After decades of political oppression and brutal dictatorship during the Soviet occupation, last weekend Latvians could practice their democratic rights in a free and fair election to Saeima, Parliament of Latvia.
One more time, Latvia reached the top of the growth in the European Union at 4 percent, after having carried out an outstanding austerity-based recovery for a small country that during the 2008-2009 crisis witnessed a dramatic economic fall of ca. 18 percent in GDP.
However, unlike before, for the first time since the collapse of the USSR, the focus in this election campaign has been shifted from economy and social affairs to the national security, preserving Latvia’s independence and sovereignty.
The traumatic memories of nearly 60 years of the Soviet rule as a result of an illegal annexation of the Republic of Latvia by Soviet Russia have been instantly recalled to life after Russia’s military aggression in Crimea which then moved to Eastern parts of Ukraine. The fears in Latvia grow stronger as the country’s share of the Russian minority is around 26%, which is significantly higher even compared to Ukraine’s 17%.
Although there have never been observed real ethnic tensions between Latvians and Russians, Russia and pro-Russian forces in Latvia have continuously been exploiting the situation to destabilize the generally unproblematic everyday life communication between the two ethnic groups.

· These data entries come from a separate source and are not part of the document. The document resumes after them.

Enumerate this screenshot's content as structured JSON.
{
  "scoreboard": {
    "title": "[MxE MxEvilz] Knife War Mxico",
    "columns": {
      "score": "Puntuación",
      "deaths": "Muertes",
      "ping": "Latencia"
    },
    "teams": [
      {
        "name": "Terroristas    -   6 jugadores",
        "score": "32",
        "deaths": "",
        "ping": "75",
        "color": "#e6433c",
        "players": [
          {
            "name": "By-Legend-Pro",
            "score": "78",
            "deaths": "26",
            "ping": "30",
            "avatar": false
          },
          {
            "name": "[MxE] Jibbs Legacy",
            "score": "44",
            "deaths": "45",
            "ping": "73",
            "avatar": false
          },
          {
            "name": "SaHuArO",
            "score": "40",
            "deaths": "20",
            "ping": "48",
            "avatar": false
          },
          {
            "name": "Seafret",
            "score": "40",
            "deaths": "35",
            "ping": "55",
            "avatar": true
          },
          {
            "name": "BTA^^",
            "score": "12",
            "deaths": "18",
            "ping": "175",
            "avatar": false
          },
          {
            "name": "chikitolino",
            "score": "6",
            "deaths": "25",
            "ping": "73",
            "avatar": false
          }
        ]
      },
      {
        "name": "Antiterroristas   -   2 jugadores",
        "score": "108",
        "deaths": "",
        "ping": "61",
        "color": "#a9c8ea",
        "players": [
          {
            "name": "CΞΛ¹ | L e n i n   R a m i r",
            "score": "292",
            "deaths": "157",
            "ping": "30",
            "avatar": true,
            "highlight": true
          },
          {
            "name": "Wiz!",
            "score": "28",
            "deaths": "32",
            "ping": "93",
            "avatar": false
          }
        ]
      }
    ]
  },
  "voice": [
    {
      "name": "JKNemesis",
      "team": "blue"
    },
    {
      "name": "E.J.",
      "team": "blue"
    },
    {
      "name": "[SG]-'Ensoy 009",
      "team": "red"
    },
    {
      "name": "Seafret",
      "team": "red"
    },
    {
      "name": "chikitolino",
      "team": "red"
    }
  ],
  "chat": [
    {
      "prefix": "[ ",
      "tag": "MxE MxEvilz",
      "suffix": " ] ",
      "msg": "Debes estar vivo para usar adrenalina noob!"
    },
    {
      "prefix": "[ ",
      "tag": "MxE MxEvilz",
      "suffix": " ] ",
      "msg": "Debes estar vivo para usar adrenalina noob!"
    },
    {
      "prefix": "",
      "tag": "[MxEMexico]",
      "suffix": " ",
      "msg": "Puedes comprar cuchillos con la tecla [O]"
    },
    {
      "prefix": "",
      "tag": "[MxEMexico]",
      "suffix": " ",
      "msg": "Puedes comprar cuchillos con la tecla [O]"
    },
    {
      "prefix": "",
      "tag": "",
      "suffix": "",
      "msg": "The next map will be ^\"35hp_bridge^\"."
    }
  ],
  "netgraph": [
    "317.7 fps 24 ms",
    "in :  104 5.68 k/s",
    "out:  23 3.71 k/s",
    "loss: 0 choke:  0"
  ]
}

One of Moscow’s currently main instruments of the informational war against the Latvian government has been the Russian-language PBK (Pervyj Baltijskij Kanal – First Baltic Channel), part of the biggest pro-Kremlin broadcasting company in Russia, which has resulted in complete disinformation and, unsurprisingly, growing sympathy to the Kremlin’s policies within the ethnically Russian minority, and different perception of the Ukrainian crisis between the Latvians and Latvia’s Russians.
Consequently, this election campaign had been heavily dominated by the needs of a larger NATO presence in the Baltic’s, stronger military co-operation, increased spending on defense and, most important of all, the issue of which political force in Latvia is most capable of defending the country’s sovereignty in the face of the escalating political and military aggression from the Russian Federation towards its neighbor countries.
Having always dismissed any close political ties with Russia, the Latvian center-right political parties, mainly the Unity Party, have become the major and the most tempting electoral alternative that could offer a stable and continuous course towards the West.
Thus, even the Social-Democratic Harmony Party, with close connections to Vladimir Putin’s United Russia Party, had for the first time excluded from its election manifesto any mention of Russia or Russian questions, in a desperate attempt to win more votes when the mood of the Latvian electorate was generally against them. At the same time, another source of outrage and a blow for the Harmony Party in the pre-election period came when Nils Ušakovs, leader of the party, said on the Russian TV that Vladimir Putin is “the best for Latvia”.
With all votes counted now, the current center-right coalition led by the conservative Unity Party has won a convincing majority of 58% (61 seats out of 100), whilst the Harmony Party, the main opposition party supported by the Latvian Russian-speaking minority and the Russian Federation, has lost significant support gaining 23.13%, down from 28.37% in 2011.
Laimdota Straujuma, conservative Prime Minister (Unity Party) and first woman to hold the post in Latvia, ended her campaign appealing to the people that voting for the pro-Russian political forces in Latvia would mean a direct threat to Latvia’s independence. Ms Laimdota will now have a stronger center-right political coalition to govern with, but also a challenging task to lead Latvia through the six-months period of the presidency of the European Union that starts in January, in a geopolitically unstable Europe where democracy, territorial integrity and freedom have been threatened more than ever before since the end of the Cold War.